Zirconia crowns offer the same protection as stainless steel crowns for teeth with large cavities, only they are white, matching the color of your child's natural teeth. The procedure for white crowns is nearly the same as for a stainless steel crown, but more tooth structure must be removed for placement of this crown.
White crowns are a great advancement in pediatric dentistry, yet they are not able to be used in all cases. If you child needs a crown, their dentist will discuss it with you and determine which type of crown is the best option for them.
If your child loses a baby tooth before they’re supposed to, their dentist may recommend a “space maintainer.” This dental retainer prevents the other teeth from shifting, ensuring you child's adult tooth erupts properly.

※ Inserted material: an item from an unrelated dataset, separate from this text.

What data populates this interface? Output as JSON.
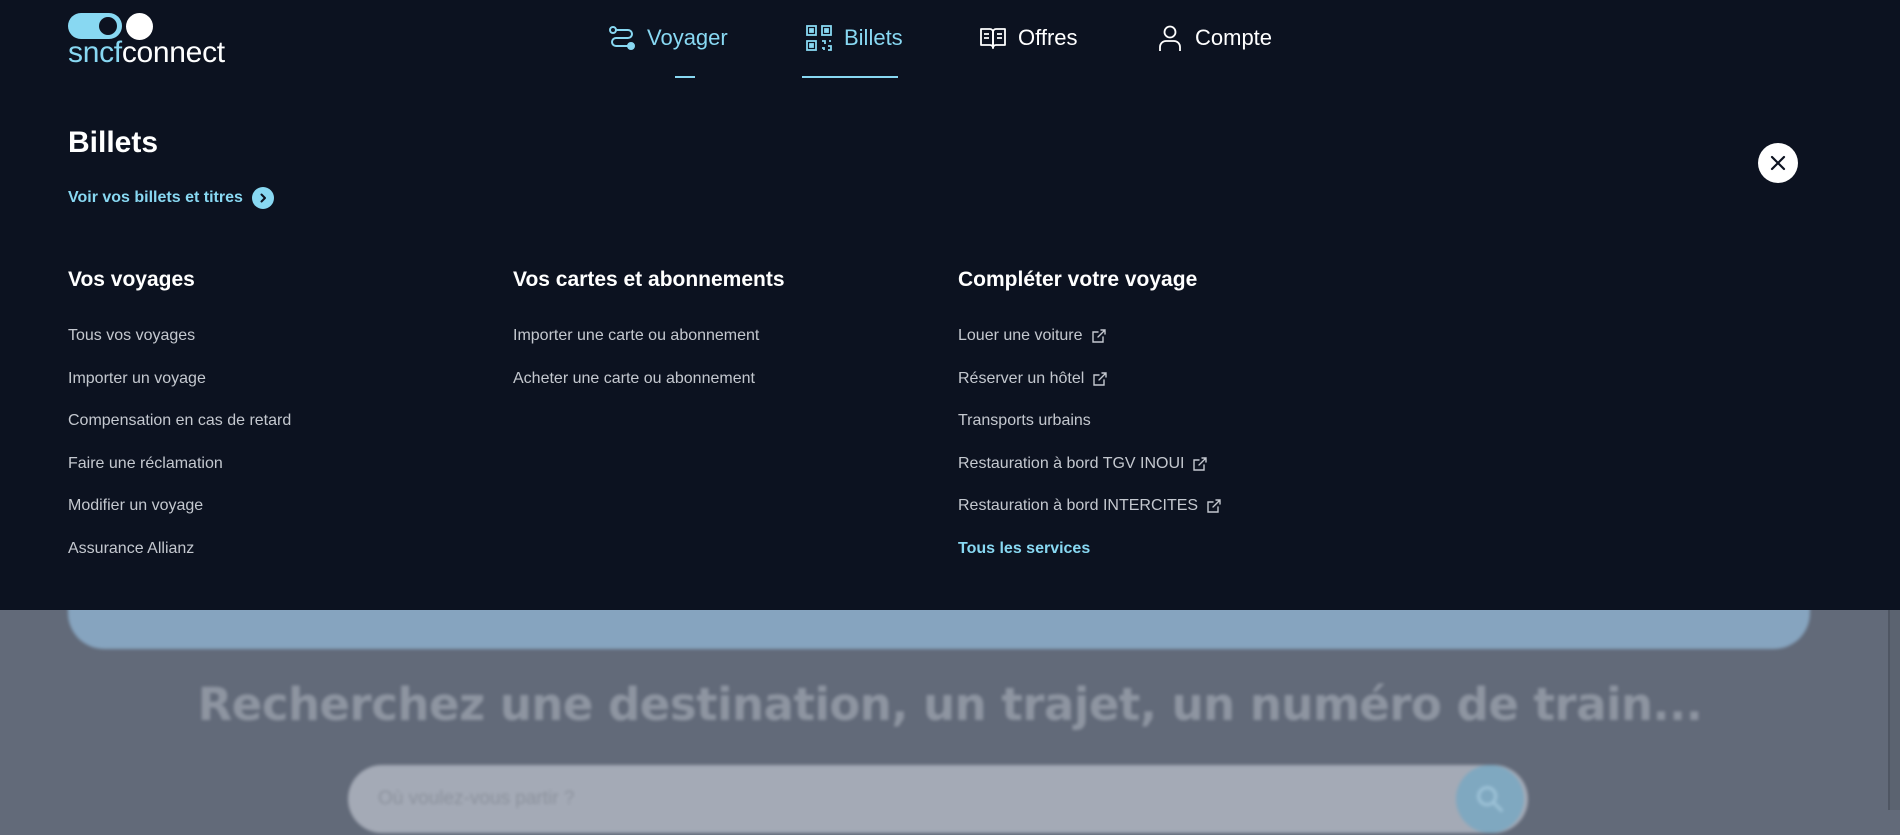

Frenectomies are used to treat Tethered Oral Tissues (TOTs) such as tongue ties and lip ties. TOTs occur when the “frenulum,” a band of connective tissue, is overdeveloped and impairs the natural movement of the lips, tongue, or both. During a frenectomy procedure, this band of tissue is snipped in order to restore your child’s ability to move their lips or tongue properly.
Also called a "nerve treatment," a pulpotomy is used to restore deeply decayed baby teeth. Your child's dentist will clean the tooth, create an opening in the tooth structure and remove the decayed pulp from inside the tooth. Next, a healing medication is placed and the tooth restored with a crown or filling. This medicine helps the remaining tooth pulp heal.
Extractions are typically a last-resort option for pediatric dentists. But occasionally, a tooth may simply be too damaged to save, and extraction may be the best way for your child to get relief from pain and discomfort. Using special tools, and sometimes sedation, your child’s dentist can extract troublesome teeth quickly and without pain or discomfort.
Nitrous oxide (laughing gas) sedation is often recommended for kids who may be nervous about a dental appointment. IV sedation is a method of deep sedation that’s delivered directly to the vein to ensure that they can sleep through their appointment. General anesthesia, which is typically performed in a hospital setting, allows all treatment to be completed in one visit while the child is asleep, and is usually reserved for patients with extensive dental or medical needs.
Tooth enamel is the hardest structure in the human body; even harder than the femur bone!
Restorative dentistry is used to treat damaged or decayed teeth. This includes cavities and infections, as well as teeth that have been chipped, broken, loosened, or knocked-out prematurely due to oral trauma. Restorative treatments can also help prevent oral development issues after tooth loss, and resolve other oral health problems like tongue and lip ties.
Baby teeth are essential to your child’s ability to eat and chew properly as they grow up. And, even though they do fall out naturally as your child ages, premature baby tooth loss can cause oral development issues. This is because your child’s adult teeth follow the “paths” provided by their baby teeth when they begin to erupt. If your child loses one or more baby teeth too early, their permanent teeth may not emerge properly, leading to developmental issues that may require orthodontic intervention in the future.
Our pediatric dentists in Tinton Falls are experts in working with kids of all ages, and use a patient, kind, and informative approach to children’s dentistry that will help keep your child feeling safe and calm throughout their appointments. Beyond this, we also offer a variety of sedation methods that can help your child feel more comfortable during their treatment.
In most cases, treatments for children like pulpotomies, extractions, crowns, and fillings are covered in some capacity by insurance. However, each plan is different and has different coverage, deductibles, and yearly maximums. Consult with your insurer and your dentist to learn more and ensure that your child’s procedures are covered.
Most baby or primary teeth will have fallen out by the age of 12.